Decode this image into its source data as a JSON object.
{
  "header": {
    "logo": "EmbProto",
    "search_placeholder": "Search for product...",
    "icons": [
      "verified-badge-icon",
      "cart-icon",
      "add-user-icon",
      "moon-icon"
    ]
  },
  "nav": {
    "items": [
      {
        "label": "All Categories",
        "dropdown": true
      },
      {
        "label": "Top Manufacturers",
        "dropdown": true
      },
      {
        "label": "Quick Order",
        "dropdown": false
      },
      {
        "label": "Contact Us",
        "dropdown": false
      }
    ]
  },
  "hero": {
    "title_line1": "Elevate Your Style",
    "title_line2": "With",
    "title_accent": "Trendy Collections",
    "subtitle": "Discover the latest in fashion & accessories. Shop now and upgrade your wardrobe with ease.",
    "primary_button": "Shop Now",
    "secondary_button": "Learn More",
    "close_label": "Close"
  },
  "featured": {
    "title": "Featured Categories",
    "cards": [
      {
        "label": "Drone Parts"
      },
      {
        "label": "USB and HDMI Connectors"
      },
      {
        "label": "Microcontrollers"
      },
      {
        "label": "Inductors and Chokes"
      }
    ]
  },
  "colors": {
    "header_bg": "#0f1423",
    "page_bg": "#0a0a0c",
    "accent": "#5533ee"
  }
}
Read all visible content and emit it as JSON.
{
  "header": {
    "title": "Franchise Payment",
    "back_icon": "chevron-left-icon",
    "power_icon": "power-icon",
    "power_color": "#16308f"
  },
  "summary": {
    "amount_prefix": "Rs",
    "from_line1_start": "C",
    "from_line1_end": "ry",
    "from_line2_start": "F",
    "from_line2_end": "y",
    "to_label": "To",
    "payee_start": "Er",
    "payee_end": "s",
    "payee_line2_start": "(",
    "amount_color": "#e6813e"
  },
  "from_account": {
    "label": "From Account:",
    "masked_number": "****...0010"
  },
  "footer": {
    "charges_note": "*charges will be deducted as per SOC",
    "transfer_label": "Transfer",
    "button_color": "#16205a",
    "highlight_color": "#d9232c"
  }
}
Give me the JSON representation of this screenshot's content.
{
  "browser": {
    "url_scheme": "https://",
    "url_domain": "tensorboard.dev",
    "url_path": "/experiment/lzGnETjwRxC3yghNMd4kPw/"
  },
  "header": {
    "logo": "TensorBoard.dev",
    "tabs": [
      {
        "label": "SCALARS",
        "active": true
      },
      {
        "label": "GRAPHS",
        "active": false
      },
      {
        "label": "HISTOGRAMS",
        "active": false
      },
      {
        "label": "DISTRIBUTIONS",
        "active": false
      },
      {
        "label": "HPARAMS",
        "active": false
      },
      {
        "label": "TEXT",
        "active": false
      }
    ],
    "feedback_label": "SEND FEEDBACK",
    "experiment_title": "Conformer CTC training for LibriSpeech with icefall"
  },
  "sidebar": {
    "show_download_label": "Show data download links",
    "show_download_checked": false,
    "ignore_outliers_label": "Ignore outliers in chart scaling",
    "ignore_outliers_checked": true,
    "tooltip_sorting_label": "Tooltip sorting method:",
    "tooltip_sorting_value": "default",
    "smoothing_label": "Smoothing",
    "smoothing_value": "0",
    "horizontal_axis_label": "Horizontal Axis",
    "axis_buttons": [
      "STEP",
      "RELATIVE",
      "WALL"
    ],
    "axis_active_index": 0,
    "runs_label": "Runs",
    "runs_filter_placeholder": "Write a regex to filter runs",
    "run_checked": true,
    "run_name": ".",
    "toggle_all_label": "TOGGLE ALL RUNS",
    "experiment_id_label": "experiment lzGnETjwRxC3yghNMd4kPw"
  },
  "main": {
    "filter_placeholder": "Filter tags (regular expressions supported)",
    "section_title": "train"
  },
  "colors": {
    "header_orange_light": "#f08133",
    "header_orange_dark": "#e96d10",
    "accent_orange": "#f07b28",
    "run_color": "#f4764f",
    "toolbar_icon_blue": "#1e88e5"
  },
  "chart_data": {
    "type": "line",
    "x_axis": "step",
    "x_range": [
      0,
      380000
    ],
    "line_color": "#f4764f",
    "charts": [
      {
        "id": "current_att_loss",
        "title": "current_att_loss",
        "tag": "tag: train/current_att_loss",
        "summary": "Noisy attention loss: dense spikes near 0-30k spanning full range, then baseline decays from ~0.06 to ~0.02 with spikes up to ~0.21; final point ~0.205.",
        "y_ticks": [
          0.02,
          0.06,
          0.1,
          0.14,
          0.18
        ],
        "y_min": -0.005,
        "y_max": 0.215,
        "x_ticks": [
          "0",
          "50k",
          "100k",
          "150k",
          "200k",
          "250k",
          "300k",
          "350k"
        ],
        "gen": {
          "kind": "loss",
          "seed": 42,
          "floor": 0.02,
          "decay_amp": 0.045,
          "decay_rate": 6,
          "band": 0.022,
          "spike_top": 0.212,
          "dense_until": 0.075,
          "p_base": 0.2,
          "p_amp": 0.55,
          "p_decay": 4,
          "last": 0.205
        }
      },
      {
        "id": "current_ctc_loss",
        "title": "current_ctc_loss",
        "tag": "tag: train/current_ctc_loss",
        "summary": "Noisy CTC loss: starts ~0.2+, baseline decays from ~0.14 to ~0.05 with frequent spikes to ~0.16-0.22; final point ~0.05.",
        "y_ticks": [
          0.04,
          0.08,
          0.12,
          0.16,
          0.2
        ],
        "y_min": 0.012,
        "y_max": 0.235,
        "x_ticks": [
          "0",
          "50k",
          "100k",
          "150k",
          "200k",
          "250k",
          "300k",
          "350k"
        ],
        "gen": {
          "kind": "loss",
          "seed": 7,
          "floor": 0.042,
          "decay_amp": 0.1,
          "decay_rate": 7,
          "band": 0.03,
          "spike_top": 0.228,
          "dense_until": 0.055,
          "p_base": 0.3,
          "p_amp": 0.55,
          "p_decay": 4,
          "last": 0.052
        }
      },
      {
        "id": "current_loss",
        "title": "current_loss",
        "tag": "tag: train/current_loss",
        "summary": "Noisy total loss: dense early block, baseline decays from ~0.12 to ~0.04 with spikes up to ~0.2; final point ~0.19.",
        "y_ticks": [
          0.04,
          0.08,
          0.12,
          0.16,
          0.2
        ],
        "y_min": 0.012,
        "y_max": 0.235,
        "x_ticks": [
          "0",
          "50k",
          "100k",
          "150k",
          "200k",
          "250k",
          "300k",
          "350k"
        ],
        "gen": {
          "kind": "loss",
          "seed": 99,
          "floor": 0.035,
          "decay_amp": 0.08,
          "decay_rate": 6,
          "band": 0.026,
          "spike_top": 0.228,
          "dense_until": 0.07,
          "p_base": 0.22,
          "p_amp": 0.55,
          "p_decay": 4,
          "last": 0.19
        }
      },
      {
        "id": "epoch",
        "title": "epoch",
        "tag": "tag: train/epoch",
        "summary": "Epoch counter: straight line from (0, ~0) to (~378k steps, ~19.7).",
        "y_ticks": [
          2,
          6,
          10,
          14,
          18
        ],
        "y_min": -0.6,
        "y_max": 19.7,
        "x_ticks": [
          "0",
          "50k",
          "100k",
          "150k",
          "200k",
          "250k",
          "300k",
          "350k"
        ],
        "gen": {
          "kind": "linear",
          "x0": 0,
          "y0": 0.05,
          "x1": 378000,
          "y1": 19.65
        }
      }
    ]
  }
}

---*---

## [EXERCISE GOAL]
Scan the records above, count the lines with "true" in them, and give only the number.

## [WRITTEN REPLY]
5